While I don’t have to wear a satin chest sash, top hat or tails, I prefer to wear my love of Washington state fruit on my sleeve. And that my friends, is second nature. For the most part, I receive a box of Washington state cherries, with a request, “Show us what you can do with these!” Well, the first order of business is to eat a two-pound bag in one sitting, the second is to pore over some vintage cookbooks for some worthy preserving recipes.
This year I wanted to share an easy-to-make-recipe, that’s old school pickling preservation with a new twist (or stem as the case may be) using fresh cherries for the pickling fruit.
The full recipe is coming up, but essentially you jar up some fresh cherries, pour a spicy little concoction of vinegar, sugar and water over the cherries, seal the tops, pop the jars into a water bath to simmer, remove and let rest for several weeks before eating to engage the flavors and complete the pickling process. And as sure as Bob’s your uncle, you’ll have some tasty tongue ticklers for your next soiree, meal or snack.
Check out the Washington State Fruit Commission’s SWEET PRESERVATION site for more recipes and tips for saving the flavors of summer. Cherries are here, peaches on deck!
Sweet Cherry Pickles
- 2lb sweet cherries (whole, stemmed, unpitted)

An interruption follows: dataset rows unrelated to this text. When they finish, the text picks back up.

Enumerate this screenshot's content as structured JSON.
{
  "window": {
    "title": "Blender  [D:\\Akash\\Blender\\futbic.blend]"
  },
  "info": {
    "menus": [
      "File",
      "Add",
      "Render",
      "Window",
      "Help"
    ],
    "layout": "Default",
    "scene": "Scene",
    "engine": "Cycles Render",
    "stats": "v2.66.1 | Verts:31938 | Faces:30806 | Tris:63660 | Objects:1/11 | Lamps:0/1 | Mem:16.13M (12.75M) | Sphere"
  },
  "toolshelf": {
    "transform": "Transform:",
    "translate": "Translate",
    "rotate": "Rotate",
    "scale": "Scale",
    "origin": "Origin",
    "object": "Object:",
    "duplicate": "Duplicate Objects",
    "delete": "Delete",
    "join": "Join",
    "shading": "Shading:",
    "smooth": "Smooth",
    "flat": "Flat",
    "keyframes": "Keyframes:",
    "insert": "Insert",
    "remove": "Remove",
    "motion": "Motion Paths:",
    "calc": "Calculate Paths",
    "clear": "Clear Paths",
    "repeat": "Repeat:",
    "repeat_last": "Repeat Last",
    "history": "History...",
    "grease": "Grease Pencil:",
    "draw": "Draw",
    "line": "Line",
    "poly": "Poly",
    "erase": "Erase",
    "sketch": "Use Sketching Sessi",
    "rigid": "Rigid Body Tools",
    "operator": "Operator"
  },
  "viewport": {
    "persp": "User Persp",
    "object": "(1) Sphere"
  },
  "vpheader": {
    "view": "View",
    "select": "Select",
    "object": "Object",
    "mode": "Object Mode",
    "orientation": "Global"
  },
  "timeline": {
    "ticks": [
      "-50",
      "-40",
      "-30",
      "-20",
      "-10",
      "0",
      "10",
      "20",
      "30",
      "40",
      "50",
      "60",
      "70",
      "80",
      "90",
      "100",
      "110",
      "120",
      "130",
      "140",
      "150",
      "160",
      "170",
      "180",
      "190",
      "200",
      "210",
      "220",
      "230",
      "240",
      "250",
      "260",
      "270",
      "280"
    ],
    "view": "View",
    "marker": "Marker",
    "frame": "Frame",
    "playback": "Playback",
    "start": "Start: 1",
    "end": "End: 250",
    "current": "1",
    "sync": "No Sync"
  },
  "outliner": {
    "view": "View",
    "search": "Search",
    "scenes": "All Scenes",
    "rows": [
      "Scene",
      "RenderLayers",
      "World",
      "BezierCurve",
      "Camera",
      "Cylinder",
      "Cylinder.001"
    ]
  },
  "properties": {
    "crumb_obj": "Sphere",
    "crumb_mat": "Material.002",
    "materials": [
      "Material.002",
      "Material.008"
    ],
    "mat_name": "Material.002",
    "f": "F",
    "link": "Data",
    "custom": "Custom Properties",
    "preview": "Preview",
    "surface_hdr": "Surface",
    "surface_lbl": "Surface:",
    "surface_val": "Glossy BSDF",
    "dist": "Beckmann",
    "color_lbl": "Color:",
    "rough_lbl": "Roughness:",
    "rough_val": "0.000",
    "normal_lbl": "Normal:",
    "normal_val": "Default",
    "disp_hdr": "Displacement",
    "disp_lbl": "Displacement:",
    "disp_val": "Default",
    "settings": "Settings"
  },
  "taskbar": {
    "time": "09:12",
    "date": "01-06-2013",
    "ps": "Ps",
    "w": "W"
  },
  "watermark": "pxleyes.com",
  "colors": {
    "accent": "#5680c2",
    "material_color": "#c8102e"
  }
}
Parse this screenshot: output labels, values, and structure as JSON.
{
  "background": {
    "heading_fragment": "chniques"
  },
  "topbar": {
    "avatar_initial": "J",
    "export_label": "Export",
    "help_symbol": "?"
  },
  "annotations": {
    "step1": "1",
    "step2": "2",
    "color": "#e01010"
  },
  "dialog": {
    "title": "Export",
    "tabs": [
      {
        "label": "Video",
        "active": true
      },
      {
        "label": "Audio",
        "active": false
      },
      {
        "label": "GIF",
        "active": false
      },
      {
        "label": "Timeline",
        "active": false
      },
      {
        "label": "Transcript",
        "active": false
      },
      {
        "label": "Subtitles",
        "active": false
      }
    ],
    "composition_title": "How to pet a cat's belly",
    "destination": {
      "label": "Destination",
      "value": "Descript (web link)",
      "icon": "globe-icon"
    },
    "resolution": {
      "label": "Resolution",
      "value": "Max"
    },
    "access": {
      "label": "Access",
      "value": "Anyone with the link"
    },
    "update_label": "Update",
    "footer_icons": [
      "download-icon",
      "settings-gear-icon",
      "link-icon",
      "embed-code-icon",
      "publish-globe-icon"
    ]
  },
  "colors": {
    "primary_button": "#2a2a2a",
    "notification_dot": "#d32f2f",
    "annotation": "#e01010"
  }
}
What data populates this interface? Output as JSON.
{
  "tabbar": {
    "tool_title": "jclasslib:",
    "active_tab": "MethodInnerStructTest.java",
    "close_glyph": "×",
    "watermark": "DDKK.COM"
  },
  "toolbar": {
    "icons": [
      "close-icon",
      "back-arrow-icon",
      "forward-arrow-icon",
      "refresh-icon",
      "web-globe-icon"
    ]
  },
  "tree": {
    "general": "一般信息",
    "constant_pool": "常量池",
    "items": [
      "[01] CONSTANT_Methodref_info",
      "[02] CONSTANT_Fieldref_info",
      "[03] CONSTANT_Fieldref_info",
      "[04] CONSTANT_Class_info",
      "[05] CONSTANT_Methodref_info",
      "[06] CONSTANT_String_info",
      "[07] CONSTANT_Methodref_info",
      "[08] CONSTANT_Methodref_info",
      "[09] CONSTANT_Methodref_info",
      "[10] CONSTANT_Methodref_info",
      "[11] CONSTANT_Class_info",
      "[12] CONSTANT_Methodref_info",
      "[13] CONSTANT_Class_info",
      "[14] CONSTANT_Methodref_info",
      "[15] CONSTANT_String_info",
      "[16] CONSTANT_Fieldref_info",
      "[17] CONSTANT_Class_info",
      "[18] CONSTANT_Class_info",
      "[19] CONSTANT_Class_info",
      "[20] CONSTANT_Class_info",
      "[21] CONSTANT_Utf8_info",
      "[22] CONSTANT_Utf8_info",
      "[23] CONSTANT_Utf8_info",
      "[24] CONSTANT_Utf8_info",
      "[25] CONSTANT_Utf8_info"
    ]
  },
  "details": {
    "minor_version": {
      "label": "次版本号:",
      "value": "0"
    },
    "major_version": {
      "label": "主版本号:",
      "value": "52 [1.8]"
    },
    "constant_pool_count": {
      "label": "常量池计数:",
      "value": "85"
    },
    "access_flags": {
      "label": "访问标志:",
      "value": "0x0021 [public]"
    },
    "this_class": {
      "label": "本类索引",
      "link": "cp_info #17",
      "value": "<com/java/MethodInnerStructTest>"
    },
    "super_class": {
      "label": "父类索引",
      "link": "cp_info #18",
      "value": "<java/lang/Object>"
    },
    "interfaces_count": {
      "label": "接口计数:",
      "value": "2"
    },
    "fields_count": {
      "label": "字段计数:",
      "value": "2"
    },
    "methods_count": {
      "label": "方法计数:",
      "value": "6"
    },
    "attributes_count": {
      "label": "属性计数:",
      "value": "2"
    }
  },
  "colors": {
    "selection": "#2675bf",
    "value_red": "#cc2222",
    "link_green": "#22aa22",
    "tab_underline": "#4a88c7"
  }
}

- 3 cups white or cider vinegar
- 3 cups sugar
- 2 cups water
- 3 teaspoons whole cloves
- 2 teaspoons whole allspice berries
- 6 sticks cinnamon
|Place all ingredients except cherries into a saucepan, and bring to low simmer. (Your kitchen will spell pretty dreamy at this point).|
|Stir occasionally and simmer for 20 minutes, then remove from heat.|
|Using gentle pressure, fill 5 pint jars with fresh whole, unpitted cherries and shake with hand as a cover to move the cherries further down in the jar.|
|Pour heated solution over cherries using strainer and leave about half inch of air space in the jar. Add lid, seal and process in hot water bath for 15 minutes.|
|Let them sit in the pantry for a couple weeks to reach full flavor, then refrigerate after opening.|